Bioethics Blogs

Restricting Choices of Childbearing Women

by Bela Fishbeyn, M.S.

In this month’s issue of AJOB, Howard Minkoff and Mary Faith Marshall argue that we ought to acknowledge the inherent complexity and personal nature of risks involved in childbirth, and thus defer, when possible, to the decisions made by autonomous mothers-to-be. They place this in opposition to the claim that, “women have the right to choose how and where to give birth, but they do not have the right to put their baby at risk,” and discourage deference to the evaluations of clinicians and judges. However, for mothers-to-be to access autonomy presupposes access to options that may not exist in the world, and in our current system that overwhelmingly favors medicalized birth, access to other birth options is limited.

The discovery of my own pregnancy initiated my research into prenatal care and childbirth in Northern California. Without prior conscious effort, I had become convinced that childbirth will not only be the most painful experience I’ll ever go through, but that I apparently have no sense at all of how to give birth without the rescue of medical intervention. But as I began replacing my images of childbirth from those I had seen portrayed in our media with those informed by reading about more natural childbirth options, I grew to understand that pregnancy and childbirth is a normal, natural process that can be directed by the woman instead of a pathology requiring urgent medical care.
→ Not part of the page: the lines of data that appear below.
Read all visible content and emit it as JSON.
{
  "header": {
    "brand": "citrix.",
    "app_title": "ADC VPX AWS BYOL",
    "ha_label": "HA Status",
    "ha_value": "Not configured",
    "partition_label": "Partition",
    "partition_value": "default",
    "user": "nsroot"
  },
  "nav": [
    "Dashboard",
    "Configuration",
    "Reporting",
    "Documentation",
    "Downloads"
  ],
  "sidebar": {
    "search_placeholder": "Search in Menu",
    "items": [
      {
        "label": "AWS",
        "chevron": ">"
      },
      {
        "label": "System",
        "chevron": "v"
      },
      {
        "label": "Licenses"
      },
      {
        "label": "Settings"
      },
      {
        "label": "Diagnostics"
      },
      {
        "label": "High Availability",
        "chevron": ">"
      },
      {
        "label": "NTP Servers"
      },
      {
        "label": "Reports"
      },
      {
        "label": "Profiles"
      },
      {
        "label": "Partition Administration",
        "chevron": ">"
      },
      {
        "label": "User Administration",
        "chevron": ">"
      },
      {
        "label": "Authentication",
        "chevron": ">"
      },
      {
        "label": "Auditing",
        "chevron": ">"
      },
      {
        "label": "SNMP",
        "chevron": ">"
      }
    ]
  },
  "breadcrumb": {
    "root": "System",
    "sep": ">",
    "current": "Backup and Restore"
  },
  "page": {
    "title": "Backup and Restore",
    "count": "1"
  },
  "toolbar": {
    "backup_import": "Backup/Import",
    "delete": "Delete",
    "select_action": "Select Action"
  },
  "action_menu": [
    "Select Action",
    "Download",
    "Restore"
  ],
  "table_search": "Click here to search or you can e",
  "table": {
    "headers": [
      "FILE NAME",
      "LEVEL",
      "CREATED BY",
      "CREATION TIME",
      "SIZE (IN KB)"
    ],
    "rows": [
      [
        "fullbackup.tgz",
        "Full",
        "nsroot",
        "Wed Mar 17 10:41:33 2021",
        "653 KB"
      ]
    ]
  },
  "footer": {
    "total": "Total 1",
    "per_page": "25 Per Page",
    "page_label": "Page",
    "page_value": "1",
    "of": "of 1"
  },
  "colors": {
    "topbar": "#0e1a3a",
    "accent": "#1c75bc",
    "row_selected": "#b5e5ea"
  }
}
This shift in thinking freed me from my fear and replaced it with a deep desire to experience pregnancy and birth, but I want it on my terms.

The views, opinions and positions expressed by these authors and blogs are theirs and do not necessarily represent that of the Bioethics Research Library and Kennedy Institute of Ethics or Georgetown University.